> _Activity_:
Write out the records below exactly as they appear, skipping each picture.

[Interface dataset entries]
*** Begin section ***

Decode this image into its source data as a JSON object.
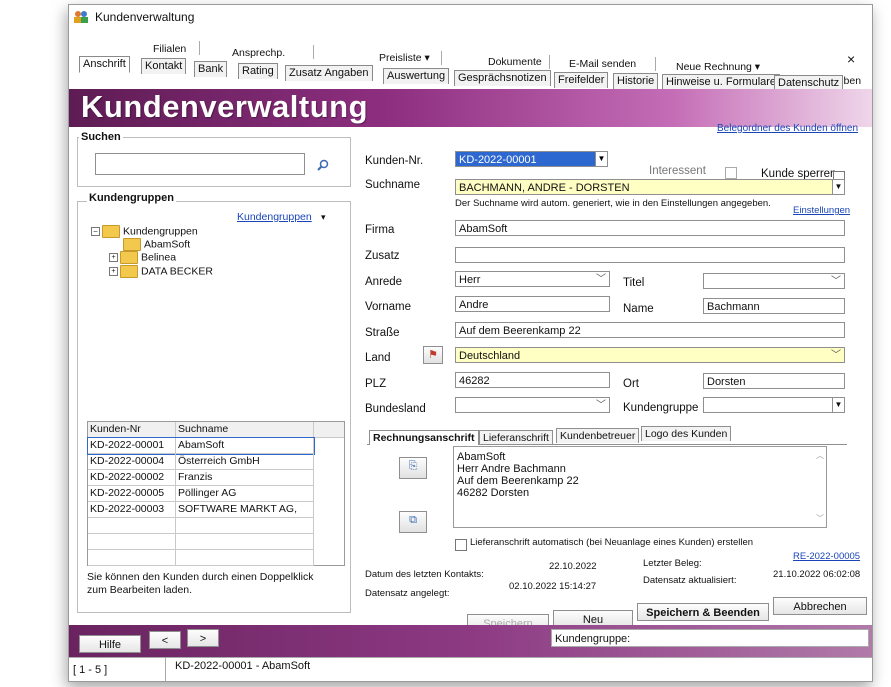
{
  "window": {
    "title": "Kundenverwaltung",
    "close_glyph": "×"
  },
  "ribbon": {
    "row1": [
      "Filialen",
      "Ansprechp.",
      "Preisliste ▾",
      "Dokumente",
      "E-Mail senden",
      "Neue Rechnung ▾",
      "Brief schreiben"
    ],
    "tabs": [
      "Anschrift",
      "Kontakt",
      "Bank",
      "Rating",
      "Zusatz Angaben",
      "Auswertung",
      "Gesprächsnotizen",
      "Freifelder",
      "Historie",
      "Hinweise u. Formulare",
      "Datenschutz"
    ]
  },
  "banner": {
    "title": "Kundenverwaltung",
    "belegordner_link": "Belegordner des Kunden öffnen"
  },
  "search": {
    "title": "Suchen",
    "value": ""
  },
  "kundengruppen": {
    "title": "Kundengruppen",
    "link": "Kundengruppen",
    "tree": [
      "Kundengruppen",
      "AbamSoft",
      "Belinea",
      "DATA BECKER"
    ]
  },
  "customer_list": {
    "headers": [
      "Kunden-Nr",
      "Suchname"
    ],
    "rows": [
      [
        "KD-2022-00001",
        "AbamSoft"
      ],
      [
        "KD-2022-00004",
        "Österreich GmbH"
      ],
      [
        "KD-2022-00002",
        "Franzis"
      ],
      [
        "KD-2022-00005",
        "Pöllinger AG"
      ],
      [
        "KD-2022-00003",
        "SOFTWARE MARKT AG,"
      ]
    ],
    "hint": "Sie können den Kunden durch einen Doppelklick zum Bearbeiten laden."
  },
  "form": {
    "kundennr_label": "Kunden-Nr.",
    "kundennr_value": "KD-2022-00001",
    "interessent_label": "Interessent",
    "kunde_sperren_label": "Kunde sperren",
    "suchname_label": "Suchname",
    "suchname_value": "BACHMANN, ANDRE - DORSTEN",
    "suchname_hint": "Der Suchname wird autom. generiert, wie in den Einstellungen angegeben.",
    "einstellungen_link": "Einstellungen",
    "firma_label": "Firma",
    "firma_value": "AbamSoft",
    "zusatz_label": "Zusatz",
    "zusatz_value": "",
    "anrede_label": "Anrede",
    "anrede_value": "Herr",
    "titel_label": "Titel",
    "titel_value": "",
    "vorname_label": "Vorname",
    "vorname_value": "Andre",
    "name_label": "Name",
    "name_value": "Bachmann",
    "strasse_label": "Straße",
    "strasse_value": "Auf dem Beerenkamp 22",
    "land_label": "Land",
    "land_value": "Deutschland",
    "plz_label": "PLZ",
    "plz_value": "46282",
    "ort_label": "Ort",
    "ort_value": "Dorsten",
    "bundesland_label": "Bundesland",
    "bundesland_value": "",
    "kundengruppe_label": "Kundengruppe",
    "kundengruppe_value": ""
  },
  "address_tabs": [
    "Rechnungsanschrift",
    "Lieferanschrift",
    "Kundenbetreuer",
    "Logo des Kunden"
  ],
  "address_block": [
    "AbamSoft",
    "Herr Andre Bachmann",
    "Auf dem Beerenkamp 22",
    "46282 Dorsten"
  ],
  "lieferanschrift_checkbox": "Lieferanschrift automatisch (bei Neuanlage eines Kunden) erstellen",
  "meta": {
    "letzter_kontakt_label": "Datum des letzten Kontakts:",
    "letzter_kontakt_value": "22.10.2022",
    "angelegt_label": "Datensatz angelegt:",
    "angelegt_value": "02.10.2022 15:14:27",
    "letzter_beleg_label": "Letzter Beleg:",
    "letzter_beleg_value": "RE-2022-00005",
    "aktualisiert_label": "Datensatz aktualisiert:",
    "aktualisiert_value": "21.10.2022 06:02:08"
  },
  "buttons": {
    "speichern": "Speichern",
    "neu": "Neu",
    "speichern_beenden": "Speichern & Beenden",
    "abbrechen": "Abbrechen",
    "hilfe": "Hilfe",
    "prev": "<",
    "next": ">"
  },
  "status": {
    "kundengruppe": "Kundengruppe:",
    "range": "[ 1 - 5 ]",
    "current": "KD-2022-00001 - AbamSoft"
  },
  "colors": {
    "accent": "#8e2f80",
    "highlight": "#ffffc4",
    "selection": "#2d67d0",
    "link": "#1a45b8"
  }
}
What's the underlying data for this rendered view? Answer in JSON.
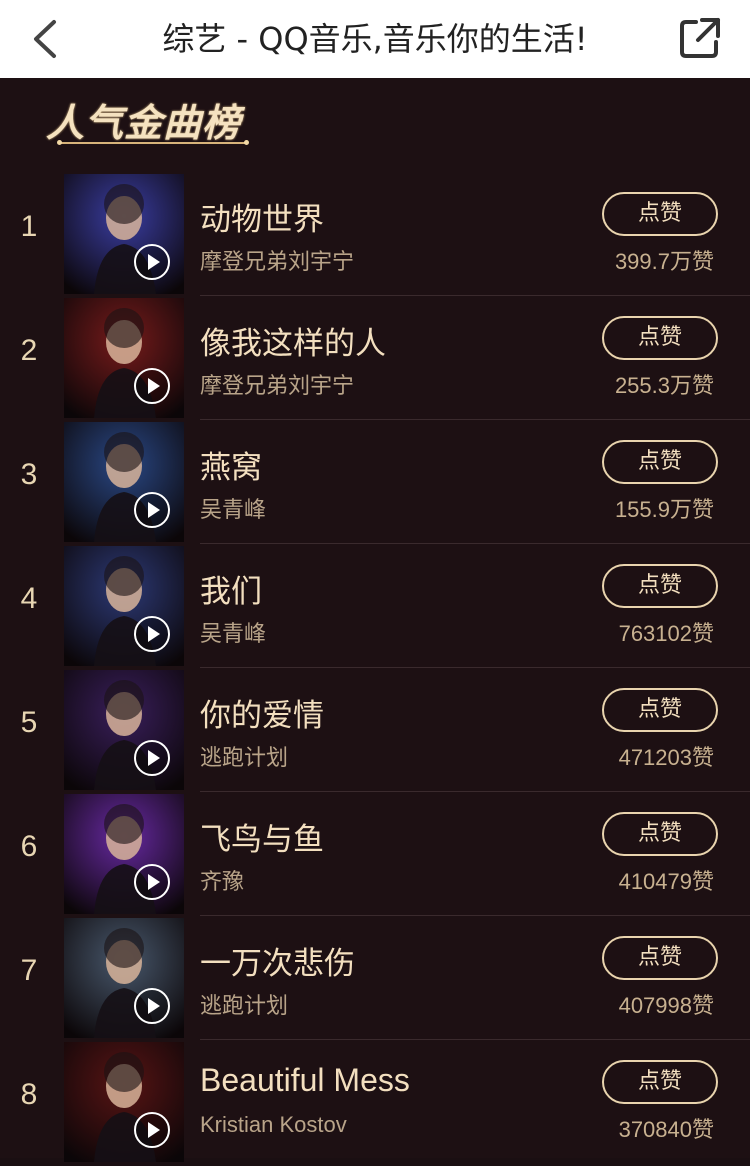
{
  "header": {
    "title": "综艺 - QQ音乐,音乐你的生活!",
    "back_icon": "chevron-left-icon",
    "share_icon": "share-external-icon"
  },
  "ranking": {
    "title": "人气金曲榜",
    "like_label": "点赞",
    "songs": [
      {
        "rank": "1",
        "name": "动物世界",
        "artist": "摩登兄弟刘宇宁",
        "likes": "399.7万赞",
        "cover_color": "#3b3fa8"
      },
      {
        "rank": "2",
        "name": "像我这样的人",
        "artist": "摩登兄弟刘宇宁",
        "likes": "255.3万赞",
        "cover_color": "#7a1b1b"
      },
      {
        "rank": "3",
        "name": "燕窝",
        "artist": "吴青峰",
        "likes": "155.9万赞",
        "cover_color": "#2a4a8a"
      },
      {
        "rank": "4",
        "name": "我们",
        "artist": "吴青峰",
        "likes": "763102赞",
        "cover_color": "#2d3b7a"
      },
      {
        "rank": "5",
        "name": "你的爱情",
        "artist": "逃跑计划",
        "likes": "471203赞",
        "cover_color": "#3a1f5e"
      },
      {
        "rank": "6",
        "name": "飞鸟与鱼",
        "artist": "齐豫",
        "likes": "410479赞",
        "cover_color": "#6a2aa8"
      },
      {
        "rank": "7",
        "name": "一万次悲伤",
        "artist": "逃跑计划",
        "likes": "407998赞",
        "cover_color": "#4a5b70"
      },
      {
        "rank": "8",
        "name": "Beautiful Mess",
        "artist": "Kristian Kostov",
        "likes": "370840赞",
        "cover_color": "#5a1414"
      }
    ]
  },
  "colors": {
    "background": "#1d1013",
    "gold_text": "#f3dfbf",
    "muted_text": "#b9a489"
  }
}
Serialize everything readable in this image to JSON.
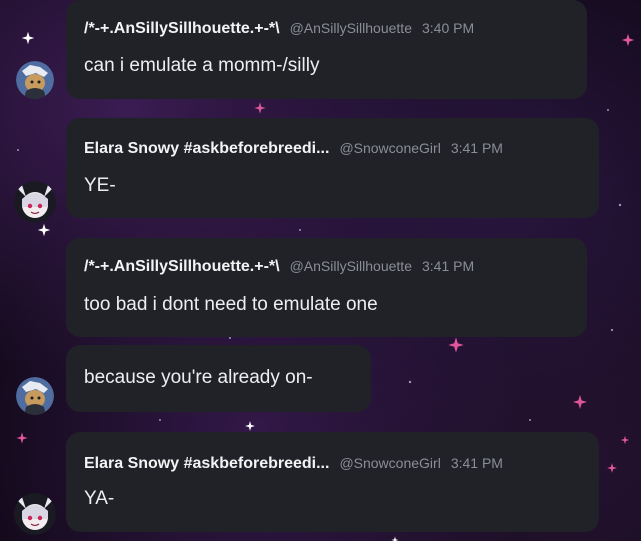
{
  "messages": [
    {
      "username": "/*-+.AnSillySillhouette.+-*\\",
      "handle": "@AnSillySillhouette",
      "time": "3:40 PM",
      "text": "can i emulate a momm-/silly"
    },
    {
      "username": "Elara Snowy #askbeforebreedi...",
      "handle": "@SnowconeGirl",
      "time": "3:41 PM",
      "text": "YE-"
    },
    {
      "username": "/*-+.AnSillySillhouette.+-*\\",
      "handle": "@AnSillySillhouette",
      "time": "3:41 PM",
      "text": "too bad i dont need to emulate one"
    },
    {
      "text": "because you're already on-"
    },
    {
      "username": "Elara Snowy #askbeforebreedi...",
      "handle": "@SnowconeGirl",
      "time": "3:41 PM",
      "text": "YA-"
    }
  ],
  "colors": {
    "bubble": "#202227",
    "text": "#eceef1",
    "meta": "#8b8e96",
    "star_pink": "#e0569a",
    "star_white": "#ffffff"
  },
  "icons": [
    "sparkle-star-icon"
  ]
}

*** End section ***

> _Response_:
Decode this image into its source data as a JSON object.
{
  "window": {
    "title": "Kundenverwaltung",
    "close_glyph": "×"
  },
  "ribbon": {
    "row1": [
      "Filialen",
      "Ansprechp.",
      "Preisliste ▾",
      "Dokumente",
      "E-Mail senden",
      "Neue Rechnung ▾",
      "Brief schreiben"
    ],
    "tabs": [
      "Anschrift",
      "Kontakt",
      "Bank",
      "Rating",
      "Zusatz Angaben",
      "Auswertung",
      "Gesprächsnotizen",
      "Freifelder",
      "Historie",
      "Hinweise u. Formulare",
      "Datenschutz"
    ]
  },
  "banner": {
    "title": "Kundenverwaltung",
    "belegordner_link": "Belegordner des Kunden öffnen"
  },
  "search": {
    "title": "Suchen",
    "value": ""
  },
  "kundengruppen": {
    "title": "Kundengruppen",
    "link": "Kundengruppen",
    "tree": [
      "Kundengruppen",
      "AbamSoft",
      "Belinea",
      "DATA BECKER"
    ]
  },
  "customer_list": {
    "headers": [
      "Kunden-Nr",
      "Suchname"
    ],
    "rows": [
      [
        "KD-2022-00001",
        "AbamSoft"
      ],
      [
        "KD-2022-00004",
        "Österreich GmbH"
      ],
      [
        "KD-2022-00002",
        "Franzis"
      ],
      [
        "KD-2022-00005",
        "Pöllinger AG"
      ],
      [
        "KD-2022-00003",
        "SOFTWARE MARKT AG,"
      ]
    ],
    "hint": "Sie können den Kunden durch einen Doppelklick zum Bearbeiten laden."
  },
  "form": {
    "kundennr_label": "Kunden-Nr.",
    "kundennr_value": "KD-2022-00001",
    "interessent_label": "Interessent",
    "kunde_sperren_label": "Kunde sperren",
    "suchname_label": "Suchname",
    "suchname_value": "BACHMANN, ANDRE - DORSTEN",
    "suchname_hint": "Der Suchname wird autom. generiert, wie in den Einstellungen angegeben.",
    "einstellungen_link": "Einstellungen",
    "firma_label": "Firma",
    "firma_value": "AbamSoft",
    "zusatz_label": "Zusatz",
    "zusatz_value": "",
    "anrede_label": "Anrede",
    "anrede_value": "Herr",
    "titel_label": "Titel",
    "titel_value": "",
    "vorname_label": "Vorname",
    "vorname_value": "Andre",
    "name_label": "Name",
    "name_value": "Bachmann",
    "strasse_label": "Straße",
    "strasse_value": "Auf dem Beerenkamp 22",
    "land_label": "Land",
    "land_value": "Deutschland",
    "plz_label": "PLZ",
    "plz_value": "46282",
    "ort_label": "Ort",
    "ort_value": "Dorsten",
    "bundesland_label": "Bundesland",
    "bundesland_value": "",
    "kundengruppe_label": "Kundengruppe",
    "kundengruppe_value": ""
  },
  "address_tabs": [
    "Rechnungsanschrift",
    "Lieferanschrift",
    "Kundenbetreuer",
    "Logo des Kunden"
  ],
  "address_block": [
    "AbamSoft",
    "Herr Andre Bachmann",
    "Auf dem Beerenkamp 22",
    "46282 Dorsten"
  ],
  "lieferanschrift_checkbox": "Lieferanschrift automatisch (bei Neuanlage eines Kunden) erstellen",
  "meta": {
    "letzter_kontakt_label": "Datum des letzten Kontakts:",
    "letzter_kontakt_value": "22.10.2022",
    "angelegt_label": "Datensatz angelegt:",
    "angelegt_value": "02.10.2022 15:14:27",
    "letzter_beleg_label": "Letzter Beleg:",
    "letzter_beleg_value": "RE-2022-00005",
    "aktualisiert_label": "Datensatz aktualisiert:",
    "aktualisiert_value": "21.10.2022 06:02:08"
  },
  "buttons": {
    "speichern": "Speichern",
    "neu": "Neu",
    "speichern_beenden": "Speichern & Beenden",
    "abbrechen": "Abbrechen",
    "hilfe": "Hilfe",
    "prev": "<",
    "next": ">"
  },
  "status": {
    "kundengruppe": "Kundengruppe:",
    "range": "[ 1 - 5 ]",
    "current": "KD-2022-00001 - AbamSoft"
  },
  "colors": {
    "accent": "#8e2f80",
    "highlight": "#ffffc4",
    "selection": "#2d67d0",
    "link": "#1a45b8"
  }
}
What's the underlying data for this rendered view? Answer in JSON.
{
  "header": {
    "title": "综艺 - QQ音乐,音乐你的生活!",
    "back_icon": "chevron-left-icon",
    "share_icon": "share-external-icon"
  },
  "ranking": {
    "title": "人气金曲榜",
    "like_label": "点赞",
    "songs": [
      {
        "rank": "1",
        "name": "动物世界",
        "artist": "摩登兄弟刘宇宁",
        "likes": "399.7万赞",
        "cover_color": "#3b3fa8"
      },
      {
        "rank": "2",
        "name": "像我这样的人",
        "artist": "摩登兄弟刘宇宁",
        "likes": "255.3万赞",
        "cover_color": "#7a1b1b"
      },
      {
        "rank": "3",
        "name": "燕窝",
        "artist": "吴青峰",
        "likes": "155.9万赞",
        "cover_color": "#2a4a8a"
      },
      {
        "rank": "4",
        "name": "我们",
        "artist": "吴青峰",
        "likes": "763102赞",
        "cover_color": "#2d3b7a"
      },
      {
        "rank": "5",
        "name": "你的爱情",
        "artist": "逃跑计划",
        "likes": "471203赞",
        "cover_color": "#3a1f5e"
      },
      {
        "rank": "6",
        "name": "飞鸟与鱼",
        "artist": "齐豫",
        "likes": "410479赞",
        "cover_color": "#6a2aa8"
      },
      {
        "rank": "7",
        "name": "一万次悲伤",
        "artist": "逃跑计划",
        "likes": "407998赞",
        "cover_color": "#4a5b70"
      },
      {
        "rank": "8",
        "name": "Beautiful Mess",
        "artist": "Kristian Kostov",
        "likes": "370840赞",
        "cover_color": "#5a1414"
      }
    ]
  },
  "colors": {
    "background": "#1d1013",
    "gold_text": "#f3dfbf",
    "muted_text": "#b9a489"
  }
}
Serialize everything readable in this image to JSON.
{
  "messages": [
    {
      "username": "/*-+.AnSillySillhouette.+-*\\",
      "handle": "@AnSillySillhouette",
      "time": "3:40 PM",
      "text": "can i emulate a momm-/silly"
    },
    {
      "username": "Elara Snowy #askbeforebreedi...",
      "handle": "@SnowconeGirl",
      "time": "3:41 PM",
      "text": "YE-"
    },
    {
      "username": "/*-+.AnSillySillhouette.+-*\\",
      "handle": "@AnSillySillhouette",
      "time": "3:41 PM",
      "text": "too bad i dont need to emulate one"
    },
    {
      "text": "because you're already on-"
    },
    {
      "username": "Elara Snowy #askbeforebreedi...",
      "handle": "@SnowconeGirl",
      "time": "3:41 PM",
      "text": "YA-"
    }
  ],
  "colors": {
    "bubble": "#202227",
    "text": "#eceef1",
    "meta": "#8b8e96",
    "star_pink": "#e0569a",
    "star_white": "#ffffff"
  },
  "icons": [
    "sparkle-star-icon"
  ]
}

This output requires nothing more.